A new event in Rogers City is set for launch this weekend with family-friendly activities Friday and Saturday. The Rogers City Pirate Festival begins Friday at 6 p.m. with a pirate and mermaid themed parade down Third Street.
“The premise is we have had family fun days in the past so let’s add a theme and try to make it more,” said organizer Kim Margherio. Plans were canceled for the event in 2020, but Margherio said interest in this year’s event is high.
Participants are encouraged to dress in pirate or mermaid costumes and march to the Lakeside Park band shell. Lineup is at 5:30 p.m. at Westminster Presbyterian Church.
The festivities continue with a concert by Borderline, a country and rock band that begins at 7 p.m. Bishop Chevrolet is sponsoring the parade and will award prizes for best floats or costumes. Instead of paying the band for its services, the dealership will be donating to the Nautical City Festival fireworks account at the band shell.
Other sponsors include Carmeuse Americas, Westminster Presbyterian Church and the Community Foundation for Northeast Michigan.
Saturday’s activities begin at 10 a.m. with a free movie “Pirates! Band of Misfits” presented at the Rogers City Theater.
At noon Saturday and again at 3 p.m. entertainer Guy Lewis will present a show with music at the band shell. A treasure hunt is planned at 1:30 p.m. at Lakeside Park with kids’ games, prizes and a picnic offered all afternoon long.
The day is capped by a concert by the Saline Fiddlers Philharmonic at the Lakeside Park band shell.
Margherio said after a year without festivals people are ready to get out and enjoy these types of activities.
“They are happy to be together and share and enjoy what we have here. It is amazing,” Margherio said.

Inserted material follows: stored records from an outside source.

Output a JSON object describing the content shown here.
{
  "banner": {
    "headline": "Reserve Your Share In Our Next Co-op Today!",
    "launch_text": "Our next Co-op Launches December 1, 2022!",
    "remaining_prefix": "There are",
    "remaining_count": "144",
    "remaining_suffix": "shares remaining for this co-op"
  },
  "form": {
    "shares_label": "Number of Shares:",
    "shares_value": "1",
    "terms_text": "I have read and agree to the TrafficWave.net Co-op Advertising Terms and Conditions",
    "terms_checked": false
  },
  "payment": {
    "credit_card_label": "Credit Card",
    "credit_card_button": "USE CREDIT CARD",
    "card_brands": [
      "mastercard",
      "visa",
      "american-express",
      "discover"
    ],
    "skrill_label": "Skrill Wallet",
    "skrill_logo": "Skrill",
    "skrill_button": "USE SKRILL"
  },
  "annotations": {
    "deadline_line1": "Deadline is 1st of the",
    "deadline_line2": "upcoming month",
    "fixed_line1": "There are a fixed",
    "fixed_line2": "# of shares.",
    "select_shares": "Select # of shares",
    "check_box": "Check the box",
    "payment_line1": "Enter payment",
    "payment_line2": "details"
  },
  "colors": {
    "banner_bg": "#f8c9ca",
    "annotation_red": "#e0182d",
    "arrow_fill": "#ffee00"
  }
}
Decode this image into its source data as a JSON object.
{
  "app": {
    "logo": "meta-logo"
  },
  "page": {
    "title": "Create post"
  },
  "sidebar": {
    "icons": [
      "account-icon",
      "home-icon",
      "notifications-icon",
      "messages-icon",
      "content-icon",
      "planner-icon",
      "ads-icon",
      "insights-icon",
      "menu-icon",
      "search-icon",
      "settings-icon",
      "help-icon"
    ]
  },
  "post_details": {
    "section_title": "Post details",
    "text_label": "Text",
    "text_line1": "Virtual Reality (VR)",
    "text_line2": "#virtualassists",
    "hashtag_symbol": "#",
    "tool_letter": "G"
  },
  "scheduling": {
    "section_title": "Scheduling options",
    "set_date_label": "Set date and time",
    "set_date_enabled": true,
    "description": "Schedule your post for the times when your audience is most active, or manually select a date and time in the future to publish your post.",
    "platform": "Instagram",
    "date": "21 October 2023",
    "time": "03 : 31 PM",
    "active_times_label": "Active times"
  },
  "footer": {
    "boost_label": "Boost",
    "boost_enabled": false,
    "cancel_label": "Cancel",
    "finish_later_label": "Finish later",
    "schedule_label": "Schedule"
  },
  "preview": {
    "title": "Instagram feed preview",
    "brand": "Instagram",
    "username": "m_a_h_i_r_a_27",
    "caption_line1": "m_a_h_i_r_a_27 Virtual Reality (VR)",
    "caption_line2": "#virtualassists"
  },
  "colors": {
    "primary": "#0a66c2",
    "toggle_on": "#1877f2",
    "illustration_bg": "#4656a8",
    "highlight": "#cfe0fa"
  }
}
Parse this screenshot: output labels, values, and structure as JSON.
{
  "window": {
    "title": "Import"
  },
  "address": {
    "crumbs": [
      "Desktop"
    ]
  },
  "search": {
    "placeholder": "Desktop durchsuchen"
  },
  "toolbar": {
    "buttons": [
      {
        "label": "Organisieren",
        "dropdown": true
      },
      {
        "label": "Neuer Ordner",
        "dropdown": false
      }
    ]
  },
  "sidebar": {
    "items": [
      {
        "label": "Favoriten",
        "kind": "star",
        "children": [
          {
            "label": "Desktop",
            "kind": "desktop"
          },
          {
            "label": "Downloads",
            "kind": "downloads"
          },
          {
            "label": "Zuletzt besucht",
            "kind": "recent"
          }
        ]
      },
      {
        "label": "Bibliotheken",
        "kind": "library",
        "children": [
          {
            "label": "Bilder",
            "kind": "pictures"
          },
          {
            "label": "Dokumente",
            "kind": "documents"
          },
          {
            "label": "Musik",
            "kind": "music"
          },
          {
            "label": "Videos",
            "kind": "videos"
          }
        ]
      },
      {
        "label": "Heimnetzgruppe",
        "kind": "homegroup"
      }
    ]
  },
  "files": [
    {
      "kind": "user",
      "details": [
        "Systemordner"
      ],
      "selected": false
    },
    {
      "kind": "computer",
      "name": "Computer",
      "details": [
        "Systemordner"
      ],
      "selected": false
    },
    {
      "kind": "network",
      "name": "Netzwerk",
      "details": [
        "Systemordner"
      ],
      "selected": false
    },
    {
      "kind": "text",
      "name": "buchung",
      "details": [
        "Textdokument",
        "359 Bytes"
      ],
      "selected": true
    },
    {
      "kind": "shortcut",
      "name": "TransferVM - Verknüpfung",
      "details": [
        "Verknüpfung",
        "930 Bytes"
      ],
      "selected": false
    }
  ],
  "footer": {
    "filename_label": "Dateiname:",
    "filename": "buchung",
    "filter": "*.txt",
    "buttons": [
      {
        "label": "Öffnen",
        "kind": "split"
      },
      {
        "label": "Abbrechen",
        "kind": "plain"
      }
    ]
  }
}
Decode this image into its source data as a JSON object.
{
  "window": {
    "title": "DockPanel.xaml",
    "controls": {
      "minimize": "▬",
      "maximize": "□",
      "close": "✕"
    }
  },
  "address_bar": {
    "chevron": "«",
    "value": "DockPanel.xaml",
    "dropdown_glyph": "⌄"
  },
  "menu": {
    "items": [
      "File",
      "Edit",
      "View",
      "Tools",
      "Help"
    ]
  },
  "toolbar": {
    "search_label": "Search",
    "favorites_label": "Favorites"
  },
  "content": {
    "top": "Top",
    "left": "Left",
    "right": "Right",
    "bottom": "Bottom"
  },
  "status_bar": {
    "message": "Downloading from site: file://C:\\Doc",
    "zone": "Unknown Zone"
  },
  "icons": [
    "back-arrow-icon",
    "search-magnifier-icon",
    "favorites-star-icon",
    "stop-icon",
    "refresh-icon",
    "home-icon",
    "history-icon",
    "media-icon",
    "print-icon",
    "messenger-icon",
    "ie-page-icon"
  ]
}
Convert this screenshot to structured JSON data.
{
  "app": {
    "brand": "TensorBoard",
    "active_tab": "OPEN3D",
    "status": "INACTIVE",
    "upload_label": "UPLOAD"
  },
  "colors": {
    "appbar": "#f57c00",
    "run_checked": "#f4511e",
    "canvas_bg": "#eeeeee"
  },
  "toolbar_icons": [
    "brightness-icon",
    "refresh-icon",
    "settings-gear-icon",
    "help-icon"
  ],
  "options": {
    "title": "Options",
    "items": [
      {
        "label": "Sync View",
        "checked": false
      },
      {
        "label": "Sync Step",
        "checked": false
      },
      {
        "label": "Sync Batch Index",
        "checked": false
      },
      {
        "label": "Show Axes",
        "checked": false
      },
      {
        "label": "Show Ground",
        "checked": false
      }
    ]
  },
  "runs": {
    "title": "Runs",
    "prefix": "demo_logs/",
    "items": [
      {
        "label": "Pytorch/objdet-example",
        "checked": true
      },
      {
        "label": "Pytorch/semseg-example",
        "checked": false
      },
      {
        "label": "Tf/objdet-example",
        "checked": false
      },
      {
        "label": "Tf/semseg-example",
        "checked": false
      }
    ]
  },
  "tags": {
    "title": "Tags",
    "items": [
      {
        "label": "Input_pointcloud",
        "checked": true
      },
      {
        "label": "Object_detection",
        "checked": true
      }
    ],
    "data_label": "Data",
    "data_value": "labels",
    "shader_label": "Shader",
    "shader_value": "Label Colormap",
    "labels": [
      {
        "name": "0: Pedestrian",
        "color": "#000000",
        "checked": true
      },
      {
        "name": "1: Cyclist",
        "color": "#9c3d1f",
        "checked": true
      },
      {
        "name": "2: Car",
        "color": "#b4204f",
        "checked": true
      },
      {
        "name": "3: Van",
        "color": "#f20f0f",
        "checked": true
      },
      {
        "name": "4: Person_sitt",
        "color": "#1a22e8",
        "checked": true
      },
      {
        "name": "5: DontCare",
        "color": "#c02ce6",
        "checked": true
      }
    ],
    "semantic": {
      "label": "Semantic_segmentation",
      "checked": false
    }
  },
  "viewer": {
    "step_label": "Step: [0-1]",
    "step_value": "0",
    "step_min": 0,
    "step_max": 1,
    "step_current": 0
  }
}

The Downtown Development Authority is organizing the event with committee members Margherio, Heidi Witucki, Val Meharg, Kaelie Fessler and Karen Spens.
Anyone wishing to assist with the event is welcome to help.